The Web As OS: Time To Get Ready

The Internet as we know it is coming to an end. Is your organization is poised to take advantage of cutting-edge technologies that make it possible to build browser-based applications that rival traditional desktop software in capabilities and interface features?

Jim Rapoza, Contributor

October 15, 2010

3 Min Read

InformationWeek Green - October 18, 2010 InformationWeek Green Download the entire Oct. 18, 2010, issue of InformationWeek, distributed in an all-digital format as part of our Green Initiative
(Registration required.)
We will plant a tree
for each of the first 5,000 downloads.

We're on the verge of another explosion in Web application technology. The emerging HTML 5 specification, along with several other new standards, means companies can build even more powerful and interactive Web apps with nearly all the characteristics of desktop applications--including the ability to run offline.

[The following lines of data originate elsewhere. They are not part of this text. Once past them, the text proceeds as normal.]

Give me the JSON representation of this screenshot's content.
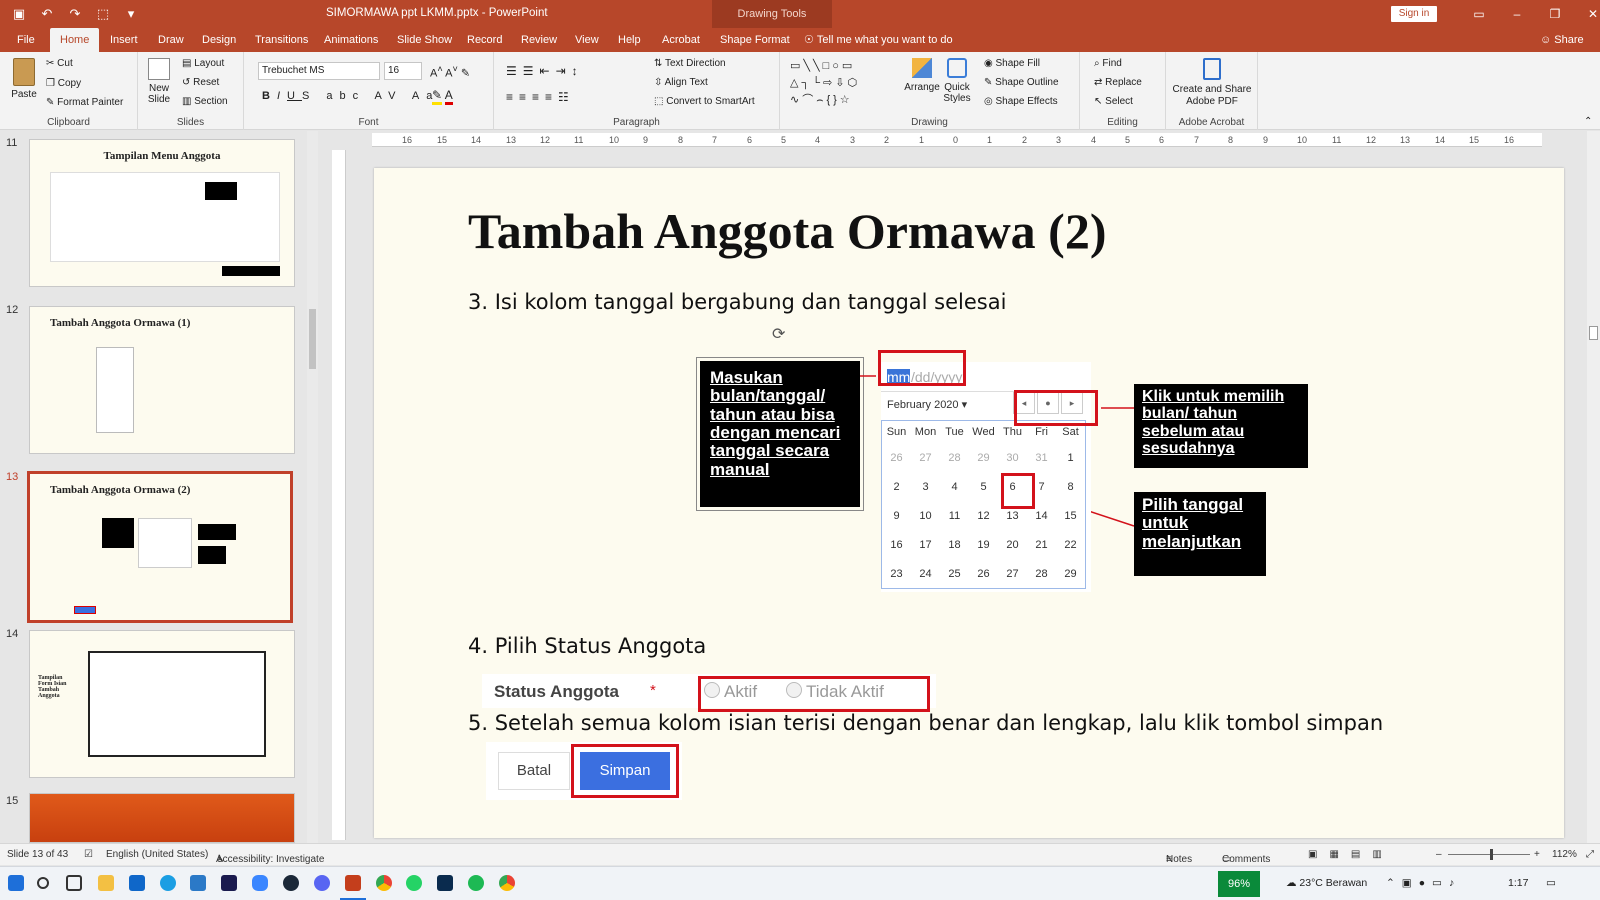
{
  "titlebar": {
    "doc_title": "SIMORMAWA ppt LKMM.pptx  -  PowerPoint",
    "tools_label": "Drawing Tools",
    "signin": "Sign in",
    "qat": [
      "▣",
      "↶",
      "↷",
      "⬚",
      "▾"
    ]
  },
  "tabs": {
    "file": "File",
    "home": "Home",
    "insert": "Insert",
    "draw": "Draw",
    "design": "Design",
    "transitions": "Transitions",
    "animations": "Animations",
    "slideshow": "Slide Show",
    "record": "Record",
    "review": "Review",
    "view": "View",
    "help": "Help",
    "acrobat": "Acrobat",
    "shapeformat": "Shape Format",
    "tellme": "Tell me what you want to do",
    "share": "Share"
  },
  "ribbon": {
    "clipboard": {
      "label": "Clipboard",
      "paste": "Paste",
      "cut": "Cut",
      "copy": "Copy",
      "painter": "Format Painter"
    },
    "slides": {
      "label": "Slides",
      "new": "New Slide",
      "layout": "Layout",
      "reset": "Reset",
      "section": "Section"
    },
    "font": {
      "label": "Font",
      "family": "Trebuchet MS",
      "size": "16"
    },
    "paragraph": {
      "label": "Paragraph",
      "textdir": "Text Direction",
      "align": "Align Text",
      "smartart": "Convert to SmartArt"
    },
    "drawing": {
      "label": "Drawing",
      "arrange": "Arrange",
      "quick": "Quick Styles",
      "fill": "Shape Fill",
      "outline": "Shape Outline",
      "effects": "Shape Effects"
    },
    "editing": {
      "label": "Editing",
      "find": "Find",
      "replace": "Replace",
      "select": "Select"
    },
    "acrobat": {
      "label": "Adobe Acrobat",
      "create": "Create and Share Adobe PDF"
    }
  },
  "ruler": {
    "marks": [
      "16",
      "15",
      "14",
      "13",
      "12",
      "11",
      "10",
      "9",
      "8",
      "7",
      "6",
      "5",
      "4",
      "3",
      "2",
      "1",
      "0",
      "1",
      "2",
      "3",
      "4",
      "5",
      "6",
      "7",
      "8",
      "9",
      "10",
      "11",
      "12",
      "13",
      "14",
      "15",
      "16"
    ]
  },
  "thumbs": [
    {
      "num": "11",
      "title": "Tampilan Menu Anggota"
    },
    {
      "num": "12",
      "title": "Tambah Anggota Ormawa (1)"
    },
    {
      "num": "13",
      "title": "Tambah Anggota Ormawa (2)"
    },
    {
      "num": "14",
      "title": "Tampilan Form Isian Tambah Anggota"
    },
    {
      "num": "15",
      "title": ""
    }
  ],
  "slide": {
    "title": "Tambah Anggota Ormawa (2)",
    "step3": "3. Isi kolom tanggal bergabung dan tanggal selesai",
    "step4": "4. Pilih Status Anggota",
    "step5": "5. Setelah semua kolom isian terisi dengan benar dan lengkap, lalu klik tombol simpan",
    "callout_left": "Masukan bulan/tanggal/ tahun atau bisa dengan mencari tanggal secara manual",
    "callout_nav": "Klik untuk memilih bulan/ tahun sebelum atau sesudahnya",
    "callout_pick": "Pilih tanggal untuk melanjutkan",
    "date_mm": "mm",
    "date_rest": "/dd/yyyy",
    "cal_month": "February 2020 ▾",
    "cal_days": [
      "Sun",
      "Mon",
      "Tue",
      "Wed",
      "Thu",
      "Fri",
      "Sat"
    ],
    "cal_weeks": [
      [
        "26",
        "27",
        "28",
        "29",
        "30",
        "31",
        "1"
      ],
      [
        "2",
        "3",
        "4",
        "5",
        "6",
        "7",
        "8"
      ],
      [
        "9",
        "10",
        "11",
        "12",
        "13",
        "14",
        "15"
      ],
      [
        "16",
        "17",
        "18",
        "19",
        "20",
        "21",
        "22"
      ],
      [
        "23",
        "24",
        "25",
        "26",
        "27",
        "28",
        "29"
      ]
    ],
    "status_label": "Status Anggota",
    "required": "*",
    "opt_aktif": "Aktif",
    "opt_tidak": "Tidak Aktif",
    "btn_batal": "Batal",
    "btn_simpan": "Simpan"
  },
  "status": {
    "slide": "Slide 13 of 43",
    "lang": "English (United States)",
    "access": "Accessibility: Investigate",
    "notes": "Notes",
    "comments": "Comments",
    "zoom": "112%"
  },
  "taskbar": {
    "battery": "96%",
    "weather": "23°C  Berawan",
    "time": "1:17"
  }
}
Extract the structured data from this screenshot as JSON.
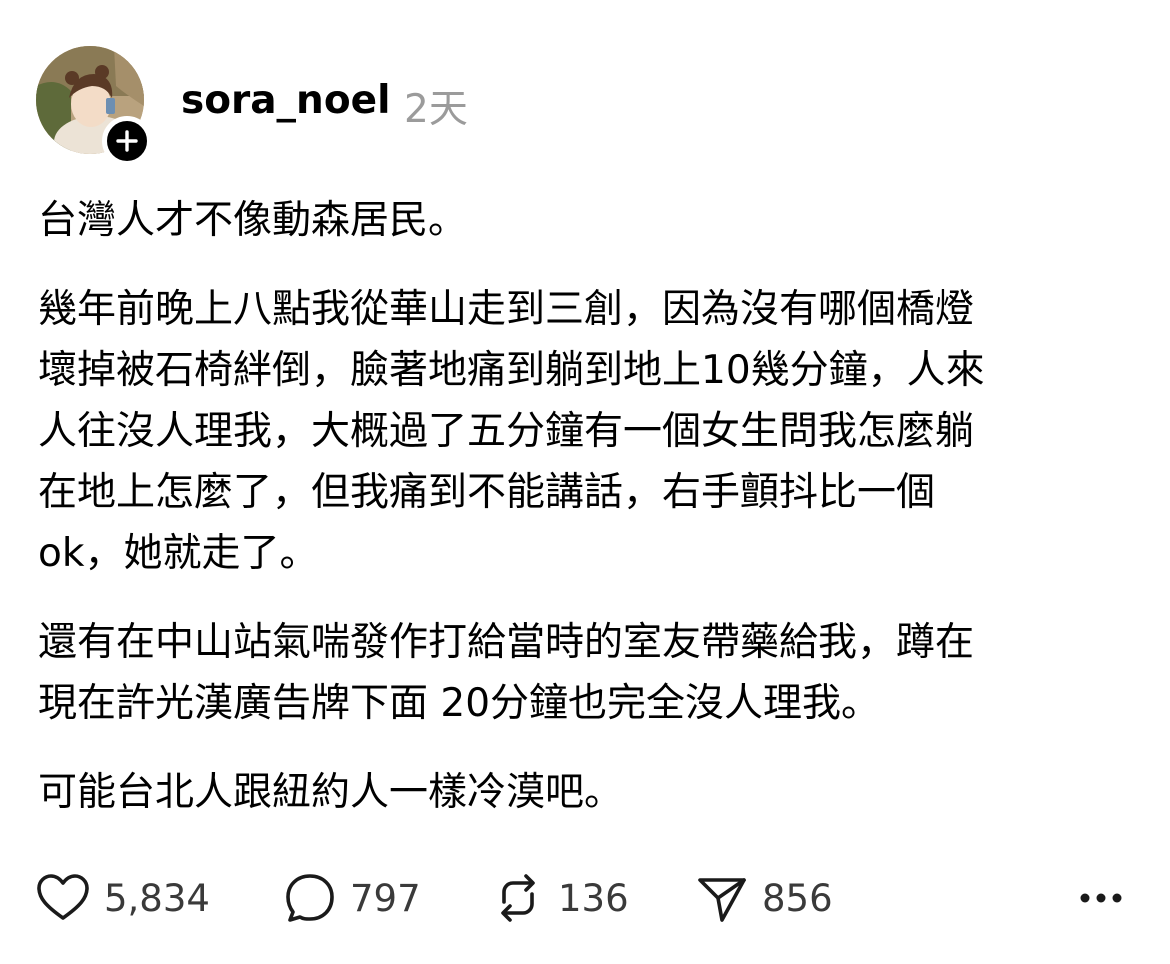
{
  "post": {
    "username": "sora_noel",
    "timestamp": "2天",
    "paragraphs": [
      "台灣人才不像動森居民。",
      "幾年前晚上八點我從華山走到三創，因為沒有哪個橋燈\n壞掉被石椅絆倒，臉著地痛到躺到地上10幾分鐘，人來\n人往沒人理我，大概過了五分鐘有一個女生問我怎麼躺\n在地上怎麼了，但我痛到不能講話，右手顫抖比一個\nok，她就走了。",
      "還有在中山站氣喘發作打給當時的室友帶藥給我，蹲在\n現在許光漢廣告牌下面 20分鐘也完全沒人理我。",
      "可能台北人跟紐約人一樣冷漠吧。"
    ]
  },
  "actions": {
    "likes": "5,834",
    "replies": "797",
    "reposts": "136",
    "shares": "856"
  },
  "icons": {
    "follow": "plus-icon",
    "like": "heart-icon",
    "reply": "comment-bubble-icon",
    "repost": "repost-icon",
    "share": "send-icon",
    "more": "more-dots-icon"
  },
  "colors": {
    "text": "#000000",
    "muted": "#9b9b9b",
    "count": "#3a3a3a"
  }
}
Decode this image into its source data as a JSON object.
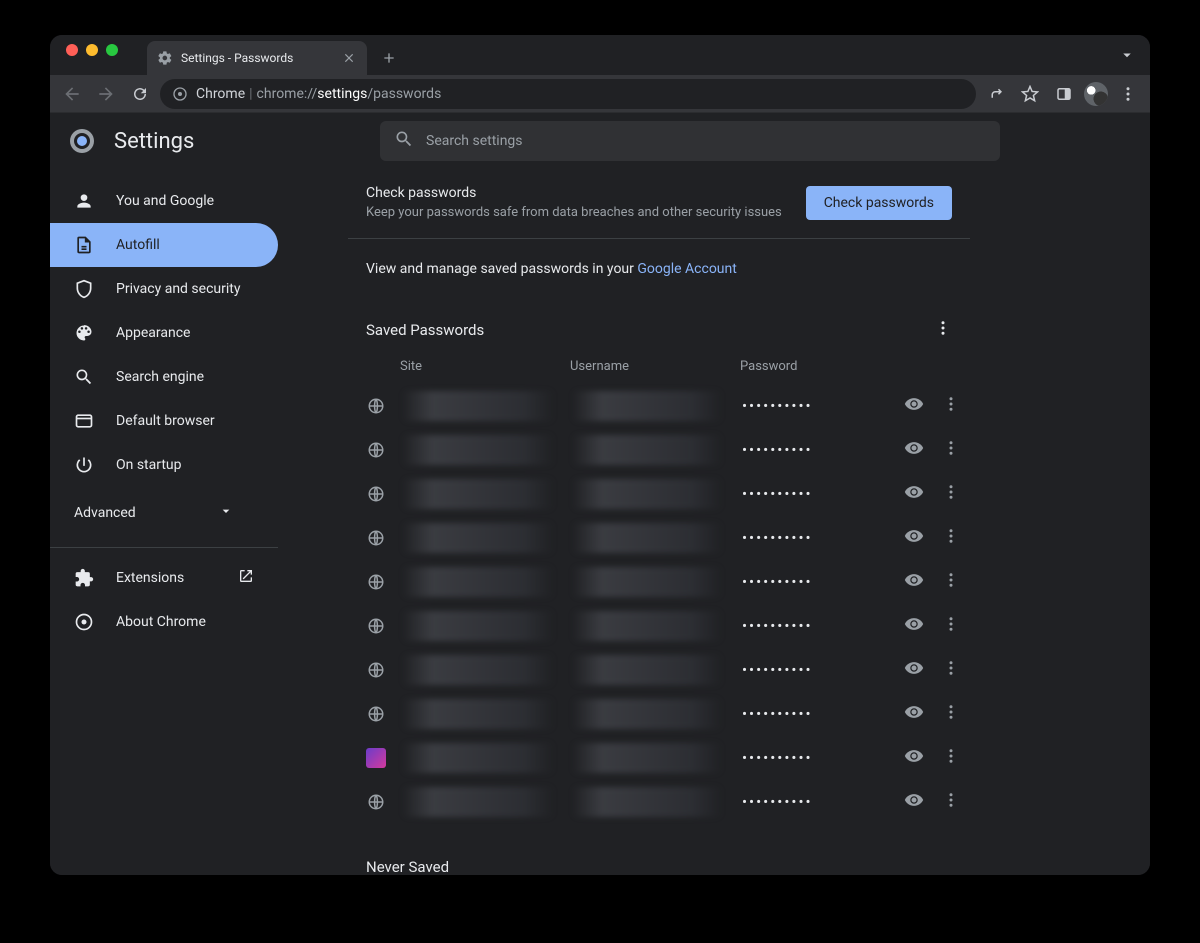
{
  "tab": {
    "title": "Settings - Passwords"
  },
  "omnibox": {
    "product": "Chrome",
    "sep": " | ",
    "prefix": "chrome://",
    "strong": "settings",
    "suffix": "/passwords"
  },
  "page": {
    "title": "Settings",
    "search_placeholder": "Search settings"
  },
  "sidebar": {
    "items": [
      {
        "label": "You and Google"
      },
      {
        "label": "Autofill"
      },
      {
        "label": "Privacy and security"
      },
      {
        "label": "Appearance"
      },
      {
        "label": "Search engine"
      },
      {
        "label": "Default browser"
      },
      {
        "label": "On startup"
      }
    ],
    "advanced": "Advanced",
    "extensions": "Extensions",
    "about": "About Chrome"
  },
  "check": {
    "title": "Check passwords",
    "subtitle": "Keep your passwords safe from data breaches and other security issues",
    "button": "Check passwords"
  },
  "manage": {
    "prefix": "View and manage saved passwords in your ",
    "link": "Google Account"
  },
  "saved": {
    "heading": "Saved Passwords",
    "columns": {
      "site": "Site",
      "username": "Username",
      "password": "Password"
    },
    "rows": [
      {
        "mask": "••••••••••",
        "favicon": "globe"
      },
      {
        "mask": "••••••••••",
        "favicon": "globe"
      },
      {
        "mask": "••••••••••",
        "favicon": "globe"
      },
      {
        "mask": "••••••••••",
        "favicon": "globe"
      },
      {
        "mask": "••••••••••",
        "favicon": "globe"
      },
      {
        "mask": "••••••••••",
        "favicon": "globe"
      },
      {
        "mask": "••••••••••",
        "favicon": "globe"
      },
      {
        "mask": "••••••••••",
        "favicon": "globe"
      },
      {
        "mask": "••••••••••",
        "favicon": "square"
      },
      {
        "mask": "••••••••••",
        "favicon": "globe"
      }
    ]
  },
  "never": {
    "heading": "Never Saved"
  }
}
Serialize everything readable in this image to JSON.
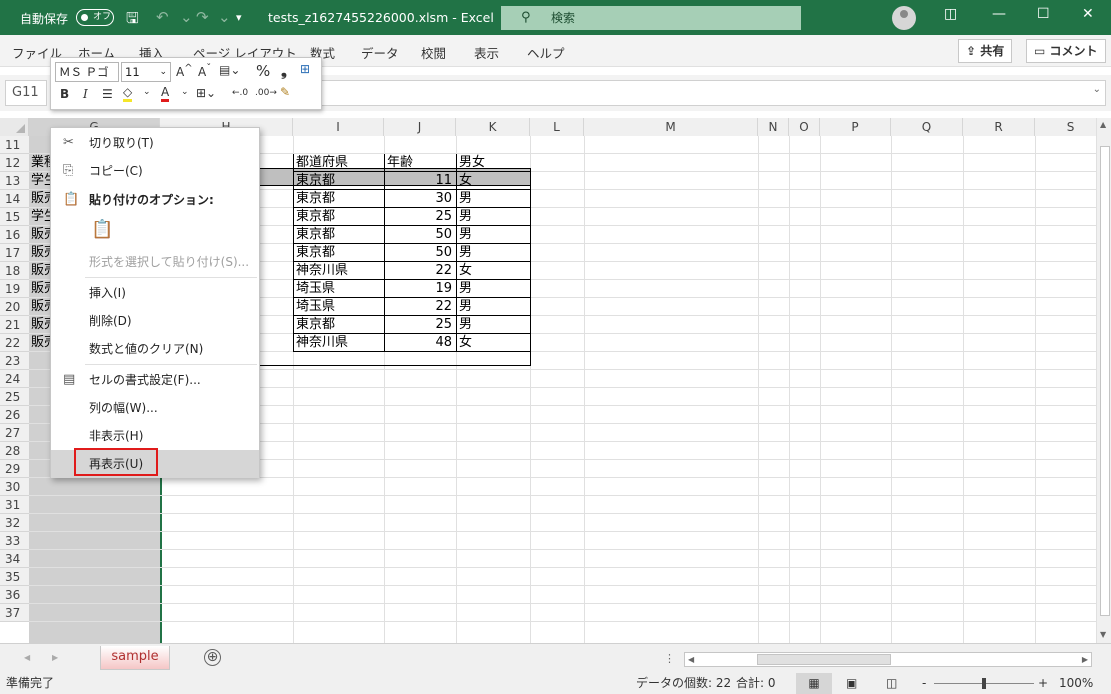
{
  "titlebar": {
    "autosave_label": "自動保存",
    "autosave_state": "オフ",
    "filename": "tests_z1627455226000.xlsm",
    "separator": "-",
    "app": "Excel",
    "search_placeholder": "検索"
  },
  "ribbon": {
    "tabs": [
      "ファイル",
      "ホーム",
      "挿入",
      "ページ レイアウト",
      "数式",
      "データ",
      "校閲",
      "表示",
      "ヘルプ"
    ],
    "share": "共有",
    "comment": "コメント"
  },
  "formula_bar": {
    "name_box": "G11",
    "formula": ""
  },
  "mini_toolbar": {
    "font": "ＭＳ Ｐゴ",
    "size": "11",
    "bold": "B",
    "italic": "I",
    "percent": "%",
    "comma": "❟"
  },
  "columns": [
    "G",
    "H",
    "I",
    "J",
    "K",
    "L",
    "M",
    "N",
    "O",
    "P",
    "Q",
    "R",
    "S"
  ],
  "rows": [
    "11",
    "12",
    "13",
    "14",
    "15",
    "16",
    "17",
    "18",
    "19",
    "20",
    "21",
    "22",
    "23",
    "24",
    "25",
    "26",
    "27",
    "28",
    "29",
    "30",
    "31",
    "32",
    "33",
    "34",
    "35",
    "36",
    "37"
  ],
  "col_g_values": [
    "業種",
    "学生",
    "販売",
    "学生",
    "販売",
    "販売",
    "販売",
    "販売",
    "販売",
    "販売",
    "販売"
  ],
  "table": {
    "headers": [
      "都道府県",
      "年齢",
      "男女"
    ],
    "rows": [
      [
        "東京都",
        "11",
        "女"
      ],
      [
        "東京都",
        "30",
        "男"
      ],
      [
        "東京都",
        "25",
        "男"
      ],
      [
        "東京都",
        "50",
        "男"
      ],
      [
        "東京都",
        "50",
        "男"
      ],
      [
        "神奈川県",
        "22",
        "女"
      ],
      [
        "埼玉県",
        "19",
        "男"
      ],
      [
        "埼玉県",
        "22",
        "男"
      ],
      [
        "東京都",
        "25",
        "男"
      ],
      [
        "神奈川県",
        "48",
        "女"
      ]
    ]
  },
  "context_menu": {
    "cut": "切り取り(T)",
    "copy": "コピー(C)",
    "paste_options": "貼り付けのオプション:",
    "paste_special": "形式を選択して貼り付け(S)...",
    "insert": "挿入(I)",
    "delete": "削除(D)",
    "clear": "数式と値のクリア(N)",
    "format_cells": "セルの書式設定(F)...",
    "column_width": "列の幅(W)...",
    "hide": "非表示(H)",
    "unhide": "再表示(U)"
  },
  "sheet_tabs": {
    "active": "sample",
    "add": "⊕"
  },
  "statusbar": {
    "ready": "準備完了",
    "count_label": "データの個数: 22",
    "sum_label": "合計: 0",
    "zoom": "100%",
    "minus": "-",
    "plus": "+"
  },
  "colors": {
    "excel_green": "#217346",
    "highlight_red": "#e01b1b",
    "hidden_col": "#d0d0d0",
    "table_header": "#bfbfbf"
  }
}
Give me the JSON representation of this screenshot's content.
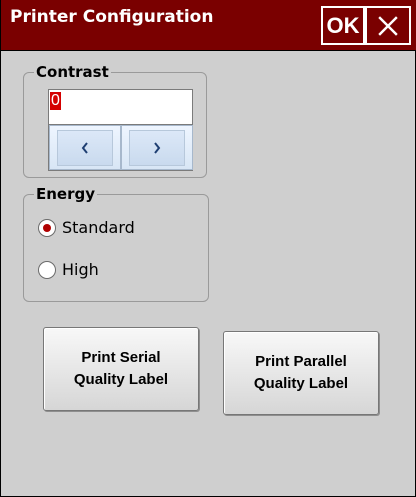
{
  "window": {
    "title": "Printer Configuration",
    "ok_label": "OK",
    "close_icon": "close-icon",
    "title_bar_color": "#7a0000",
    "background_color": "#cfcfcf"
  },
  "contrast": {
    "label": "Contrast",
    "value": "0",
    "left_icon": "chevron-left-icon",
    "right_icon": "chevron-right-icon"
  },
  "energy": {
    "label": "Energy",
    "options": [
      {
        "label": "Standard",
        "selected": true
      },
      {
        "label": "High",
        "selected": false
      }
    ]
  },
  "actions": {
    "serial_line1": "Print Serial",
    "serial_line2": "Quality Label",
    "parallel_line1": "Print Parallel",
    "parallel_line2": "Quality Label"
  }
}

Many of us have been headed in this direction for a while. In our July 2010 InformationWeek Analytics Web Application Development Survey, 74% of 341 business technology pros responsible for the use or purchase of Web application development platforms say they already use the Internet to deliver core internal applications to employees, and 65% say Web apps are core to their businesses. It's no coincidence that we've seen a boom in software-as-a-service offerings and exponential growth of social networks in tandem with improved standards support in Web browsers.

Things are pretty good, and they're about to get better. HTML 5 will let us deliver more powerful applications to browsers, not only on PCs but on many of the modern mobile platforms so beloved by end users, including the iPhone and Android devices. And since these applications are delivered over the Web, developers can cut out the middlemen--controlled application stores and markets--and go directly to customers and clients.

As standards-based technologies advance, vendor application platforms are also evolving. It's a matter of survival. Adobe (with Flash and Air) and Microsoft (with Silverlight) are laser focused on staying at least a step ahead of the standards-based options in features and capabilities.

Businesses need to manage this transition just right--don't slip off the bleeding edge, but also don't fall too far behind in terms of your applications' capabilities. Standing still isn't an option. For an increasing number of customers and business partners, if an application doesn't run on the Web, it might as well not exist. And the design and interface expectations for these Web applications are a lot higher than they used to be.

To read the rest of the article,
Download the October 2010 issue of InformationWeek

Research: The Web as OS

Time to Get Ready
Become an InformationWeek Analytics subscriber: $99 per person per month, multiseat discounts available.

Subscribe and get our full report on the Web as OS. This report includes 30 pages of analysis and 17 charts. What you'll find:

  • Respondent rankings and our in-depth analysis of Web application development platforms

  • The budget reality for Web apps vs. desktop development

  • Why RIA technology shouldn't be lagging behind HTML 5

Get This And All Our Reports

About the Author(s)

Jim Rapoza


Jim Rapoza is Senior Research Analyst at the Aberdeen Group and Editorial Director for Tech Pro Essentials. For over 20 years he has been using, testing, and writing about the newest technologies in software, enterprise hardware, and the Internet. He previously served as the director of an award-winning technology testing lab based in Massachusetts and California. Rapoza is also the winner of five awards of excellence in technology journalism, and co-chaired a summit on technology industry security practices. He is a frequent speaker at technology conferences and expositions and has been regularly interviewed as a technology expert by national and local media outlets including CNN, ABC, NPR, and the Associated Press.

Never Miss a Beat: Get a snapshot of the issues affecting the IT industry straight to your inbox.

You May Also Like

More Insights